WHAT IS REQUIRED
Beginning with the first entry, restate the data word for word and leave out the images.

------------------------------------------------

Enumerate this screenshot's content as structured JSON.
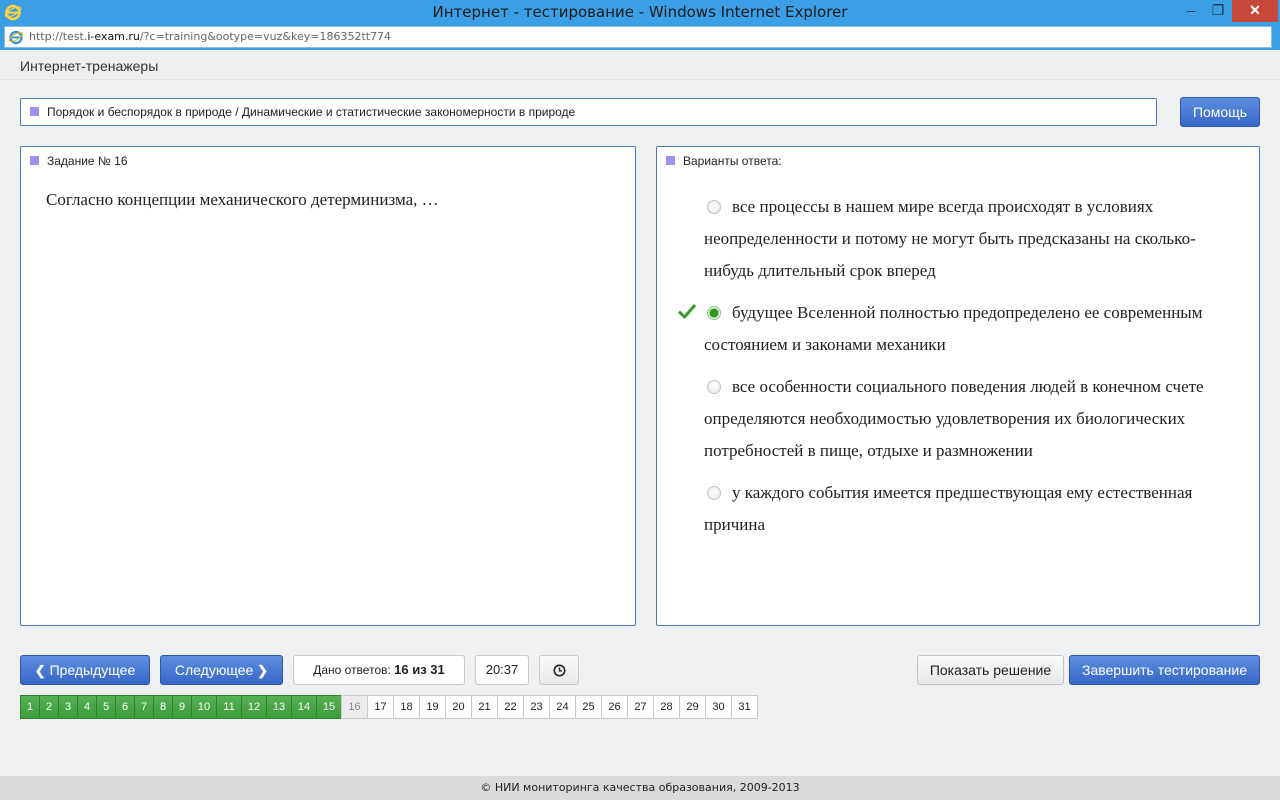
{
  "window": {
    "title": "Интернет - тестирование - Windows Internet Explorer",
    "minimize_icon": "minimize-icon",
    "maximize_icon": "restore-icon",
    "close_icon": "close-icon"
  },
  "address": {
    "url_prefix": "http://test.",
    "url_domain": "i-exam.ru",
    "url_rest": "/?c=training&ootype=vuz&key=186352tt774"
  },
  "page": {
    "brand": "Интернет-тренажеры",
    "topic": "Порядок и беспорядок в природе / Динамические и статистические закономерности в природе",
    "help_label": "Помощь"
  },
  "task": {
    "header": "Задание № 16",
    "question": "Согласно концепции механического детерминизма, …"
  },
  "answers": {
    "header": "Варианты ответа:",
    "selected_index": 1,
    "options": [
      {
        "text": "все процессы в нашем мире всегда происходят в условиях неопределенности и потому не могут быть предсказаны на сколько-нибудь длительный срок вперед",
        "selected": false
      },
      {
        "text": "будущее Вселенной полностью предопределено ее современным состоянием и законами механики",
        "selected": true
      },
      {
        "text": "все особенности социального поведения людей в конечном счете определяются необходимостью удовлетворения их биологических потребностей в пище, отдыхе и размножении",
        "selected": false
      },
      {
        "text": "у каждого события имеется предшествующая ему естественная причина",
        "selected": false
      }
    ]
  },
  "controls": {
    "prev_label": "Предыдущее",
    "next_label": "Следующее",
    "given_label": "Дано ответов:",
    "given_value": "16 из 31",
    "timer": "20:37",
    "solution_label": "Показать решение",
    "finish_label": "Завершить тестирование"
  },
  "pager": {
    "current": 16,
    "total": 31,
    "answered": [
      1,
      2,
      3,
      4,
      5,
      6,
      7,
      8,
      9,
      10,
      11,
      12,
      13,
      14,
      15
    ]
  },
  "footer": "© НИИ мониторинга качества образования, 2009-2013",
  "colors": {
    "titlebar": "#3a9fe4",
    "accent_blue": "#3866c7",
    "answered_green": "#3e9a3e",
    "bullet_square": "#9d93ef"
  }
}
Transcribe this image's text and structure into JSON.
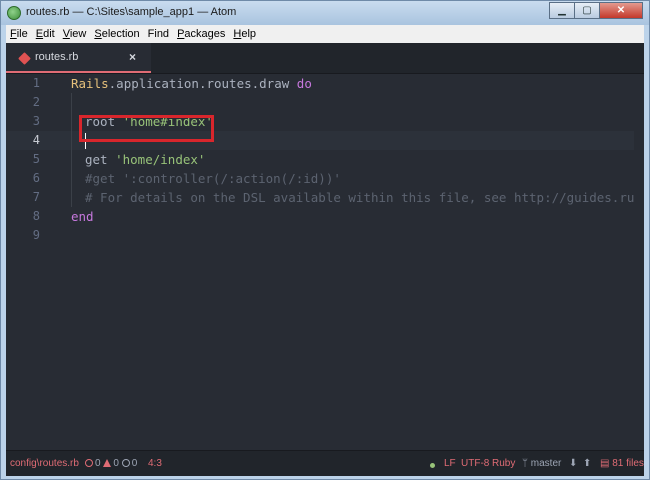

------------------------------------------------

OUTPUT OF THE EXERCISE
Enumerate this screenshot's content as structured JSON.
{
  "window": {
    "title": "Интернет - тестирование - Windows Internet Explorer",
    "minimize_icon": "minimize-icon",
    "maximize_icon": "restore-icon",
    "close_icon": "close-icon"
  },
  "address": {
    "url_prefix": "http://test.",
    "url_domain": "i-exam.ru",
    "url_rest": "/?c=training&ootype=vuz&key=186352tt774"
  },
  "page": {
    "brand": "Интернет-тренажеры",
    "topic": "Порядок и беспорядок в природе / Динамические и статистические закономерности в природе",
    "help_label": "Помощь"
  },
  "task": {
    "header": "Задание № 16",
    "question": "Согласно концепции механического детерминизма, …"
  },
  "answers": {
    "header": "Варианты ответа:",
    "selected_index": 1,
    "options": [
      {
        "text": "все процессы в нашем мире всегда происходят в условиях неопределенности и потому не могут быть предсказаны на сколько-нибудь длительный срок вперед",
        "selected": false
      },
      {
        "text": "будущее Вселенной полностью предопределено ее современным состоянием и законами механики",
        "selected": true
      },
      {
        "text": "все особенности социального поведения людей в конечном счете определяются необходимостью удовлетворения их биологических потребностей в пище, отдыхе и размножении",
        "selected": false
      },
      {
        "text": "у каждого события имеется предшествующая ему естественная причина",
        "selected": false
      }
    ]
  },
  "controls": {
    "prev_label": "Предыдущее",
    "next_label": "Следующее",
    "given_label": "Дано ответов:",
    "given_value": "16 из 31",
    "timer": "20:37",
    "solution_label": "Показать решение",
    "finish_label": "Завершить тестирование"
  },
  "pager": {
    "current": 16,
    "total": 31,
    "answered": [
      1,
      2,
      3,
      4,
      5,
      6,
      7,
      8,
      9,
      10,
      11,
      12,
      13,
      14,
      15
    ]
  },
  "footer": "© НИИ мониторинга качества образования, 2009-2013",
  "colors": {
    "titlebar": "#3a9fe4",
    "accent_blue": "#3866c7",
    "answered_green": "#3e9a3e",
    "bullet_square": "#9d93ef"
  }
}
Transcribe this image's text and structure into JSON.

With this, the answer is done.